Campus Life

Volunteers help make Play Day 2015 a huge success

When you throw the doors open to a party with more than 4,000 guests, the majority of which are children, you’d better have some help on hand to make sure things go smoothly.

Thanks to a volunteer army of more than 150 people, 85 of whom were students, the University of Lethbridge was able to present its biggest Play Day yet on Monday, Feb. 16 (Family Day).

Over 150 volunteers assisted at Play Day.

“I can’t thank our volunteers enough, they really helped us welcome southern Alberta to campus,” says University of Lethbridge President and Vice-Chancellor Dr. Mike Mahon. “Our community and its support for the University is one of the key factors in the success of the U of L. Our students choose to attend the University of Lethbridge for a variety of reasons, the southern Alberta community being one and it was great to see so many of them take some time to show their appreciation and give back.
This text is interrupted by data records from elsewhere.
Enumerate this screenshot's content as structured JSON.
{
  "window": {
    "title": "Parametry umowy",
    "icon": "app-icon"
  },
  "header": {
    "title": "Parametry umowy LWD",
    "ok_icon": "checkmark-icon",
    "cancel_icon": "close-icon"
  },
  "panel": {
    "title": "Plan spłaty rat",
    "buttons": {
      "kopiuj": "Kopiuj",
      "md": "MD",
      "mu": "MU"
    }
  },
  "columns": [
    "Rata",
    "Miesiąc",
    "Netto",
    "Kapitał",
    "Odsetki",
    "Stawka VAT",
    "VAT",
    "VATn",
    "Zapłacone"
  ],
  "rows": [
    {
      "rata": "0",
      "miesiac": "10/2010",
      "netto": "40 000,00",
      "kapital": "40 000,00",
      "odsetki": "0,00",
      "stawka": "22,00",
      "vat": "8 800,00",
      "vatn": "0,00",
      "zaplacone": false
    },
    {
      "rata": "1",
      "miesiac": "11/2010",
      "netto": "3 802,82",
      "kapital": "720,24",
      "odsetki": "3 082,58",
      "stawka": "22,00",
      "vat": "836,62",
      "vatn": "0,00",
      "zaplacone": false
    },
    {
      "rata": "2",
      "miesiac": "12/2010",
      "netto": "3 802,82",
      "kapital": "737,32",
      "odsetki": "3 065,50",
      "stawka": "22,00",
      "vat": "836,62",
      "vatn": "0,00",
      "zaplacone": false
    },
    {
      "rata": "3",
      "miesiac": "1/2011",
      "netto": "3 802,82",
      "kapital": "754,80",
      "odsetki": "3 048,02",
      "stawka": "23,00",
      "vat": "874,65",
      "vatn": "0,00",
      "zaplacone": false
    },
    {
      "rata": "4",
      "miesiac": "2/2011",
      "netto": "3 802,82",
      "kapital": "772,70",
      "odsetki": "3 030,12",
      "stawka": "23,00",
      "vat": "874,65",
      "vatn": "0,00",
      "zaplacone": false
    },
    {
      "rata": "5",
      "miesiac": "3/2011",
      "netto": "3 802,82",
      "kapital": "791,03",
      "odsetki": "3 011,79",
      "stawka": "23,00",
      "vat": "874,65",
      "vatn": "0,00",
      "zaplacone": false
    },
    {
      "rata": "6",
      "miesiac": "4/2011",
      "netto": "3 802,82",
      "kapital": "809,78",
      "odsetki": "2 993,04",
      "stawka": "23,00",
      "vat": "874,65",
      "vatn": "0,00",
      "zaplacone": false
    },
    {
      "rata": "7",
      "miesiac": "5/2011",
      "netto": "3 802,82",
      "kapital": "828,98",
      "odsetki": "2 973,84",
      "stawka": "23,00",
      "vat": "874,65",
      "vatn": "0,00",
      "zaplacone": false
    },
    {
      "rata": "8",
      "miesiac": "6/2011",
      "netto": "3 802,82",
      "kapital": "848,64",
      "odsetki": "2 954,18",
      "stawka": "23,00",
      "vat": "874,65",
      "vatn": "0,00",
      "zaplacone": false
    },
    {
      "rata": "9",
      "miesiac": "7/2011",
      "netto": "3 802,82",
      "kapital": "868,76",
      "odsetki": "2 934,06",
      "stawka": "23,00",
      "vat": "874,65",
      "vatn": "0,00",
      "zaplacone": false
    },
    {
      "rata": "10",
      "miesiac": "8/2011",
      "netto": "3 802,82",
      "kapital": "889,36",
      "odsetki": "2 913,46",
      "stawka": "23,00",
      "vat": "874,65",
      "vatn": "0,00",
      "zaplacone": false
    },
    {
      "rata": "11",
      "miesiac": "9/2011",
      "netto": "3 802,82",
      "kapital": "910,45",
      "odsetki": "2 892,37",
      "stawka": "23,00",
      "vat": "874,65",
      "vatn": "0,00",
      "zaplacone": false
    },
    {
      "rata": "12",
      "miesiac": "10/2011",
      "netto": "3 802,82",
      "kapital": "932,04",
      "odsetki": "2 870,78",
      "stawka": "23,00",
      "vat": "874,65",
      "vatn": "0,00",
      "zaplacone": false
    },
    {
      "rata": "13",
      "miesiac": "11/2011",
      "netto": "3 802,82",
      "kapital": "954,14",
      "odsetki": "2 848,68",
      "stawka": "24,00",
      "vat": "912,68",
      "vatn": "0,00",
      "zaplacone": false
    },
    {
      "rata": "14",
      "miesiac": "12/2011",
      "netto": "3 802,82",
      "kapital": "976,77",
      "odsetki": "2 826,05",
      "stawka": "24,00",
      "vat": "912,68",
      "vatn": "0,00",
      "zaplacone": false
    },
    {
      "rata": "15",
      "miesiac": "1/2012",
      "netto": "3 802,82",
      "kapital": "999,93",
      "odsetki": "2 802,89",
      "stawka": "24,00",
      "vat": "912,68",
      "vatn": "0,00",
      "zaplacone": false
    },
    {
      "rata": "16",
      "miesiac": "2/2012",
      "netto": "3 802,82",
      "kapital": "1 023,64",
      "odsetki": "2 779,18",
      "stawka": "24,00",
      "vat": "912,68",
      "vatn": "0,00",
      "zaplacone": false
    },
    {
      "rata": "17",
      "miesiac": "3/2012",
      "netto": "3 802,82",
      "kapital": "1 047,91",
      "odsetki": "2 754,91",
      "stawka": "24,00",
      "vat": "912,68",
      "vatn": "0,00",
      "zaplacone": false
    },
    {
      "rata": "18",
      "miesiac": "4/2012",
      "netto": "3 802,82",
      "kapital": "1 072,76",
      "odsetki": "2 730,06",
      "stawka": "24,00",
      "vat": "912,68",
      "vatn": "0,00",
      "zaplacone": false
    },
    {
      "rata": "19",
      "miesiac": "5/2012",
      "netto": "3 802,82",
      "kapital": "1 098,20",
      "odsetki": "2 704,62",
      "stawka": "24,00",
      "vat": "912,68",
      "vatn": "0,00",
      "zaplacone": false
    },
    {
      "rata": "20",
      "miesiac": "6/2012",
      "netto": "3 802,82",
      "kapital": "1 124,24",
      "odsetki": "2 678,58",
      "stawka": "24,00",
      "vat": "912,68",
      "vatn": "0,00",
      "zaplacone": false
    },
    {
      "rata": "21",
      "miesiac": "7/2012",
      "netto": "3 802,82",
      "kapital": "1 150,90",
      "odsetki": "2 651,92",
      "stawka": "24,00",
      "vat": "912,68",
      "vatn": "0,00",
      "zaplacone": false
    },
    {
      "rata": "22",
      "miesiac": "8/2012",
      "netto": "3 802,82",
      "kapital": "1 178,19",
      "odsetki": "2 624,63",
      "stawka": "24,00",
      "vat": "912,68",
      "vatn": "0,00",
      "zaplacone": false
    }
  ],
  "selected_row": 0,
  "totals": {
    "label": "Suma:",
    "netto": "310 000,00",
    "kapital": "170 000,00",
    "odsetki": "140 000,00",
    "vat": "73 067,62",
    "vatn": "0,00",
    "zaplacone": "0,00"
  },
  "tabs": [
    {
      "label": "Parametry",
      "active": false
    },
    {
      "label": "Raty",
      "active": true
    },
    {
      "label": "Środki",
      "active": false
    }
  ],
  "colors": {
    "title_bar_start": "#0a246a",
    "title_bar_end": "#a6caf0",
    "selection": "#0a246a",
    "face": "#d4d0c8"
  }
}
It’s important we are able to share a day like this with families throughout the area and give them the opportunity to connect with one another through play.”

The day could not happen without the corporate support of 1st Choice Savings and Credit Union and the many volunteers they provide for the event. In addition to the large student commitment, U of L faculty and staff, including representatives from the Supporting Our Students team as well as the University of Lethbridge Alumni Association and Aramark, who manned the Toonie BBQ area throughout the afternoon. In all, some 500 volunteer hours go into the successful staging of Play Day.

One student who took up the volunteer call was Kaitlin Norman. A third-year Fine Arts (performance) student, the northern Alberta native says the Play Day 2015 super hero theme was a great lure.

“I love super heroes and I love watching kids run around and have fun, it just makes you feel great about life,” she says.

“I thought it was great we were given the opportunity to volunteer, to get a chance to do something not related to school and something that was good for the community. It was a lot of fun and it was great to see all the young families there putting aside all the stresses of life and just having a day of fun with each other.”

U of L neuroscientist Dr. Robbin Gibb also played a big role in recruiting volunteers for the event, giving class credit to students in her Introduction to Brain and Behaviour course.

"I felt the students would benefit from participating in Play Day as we have just learned about the positive effects of exercise on the brain and we are about to learn about child development and the importance of play relationships for heathy brain development," says Gibb. "Play Day was a perfect opportunity to observe these principles in action and a great way for our students to connect with the community."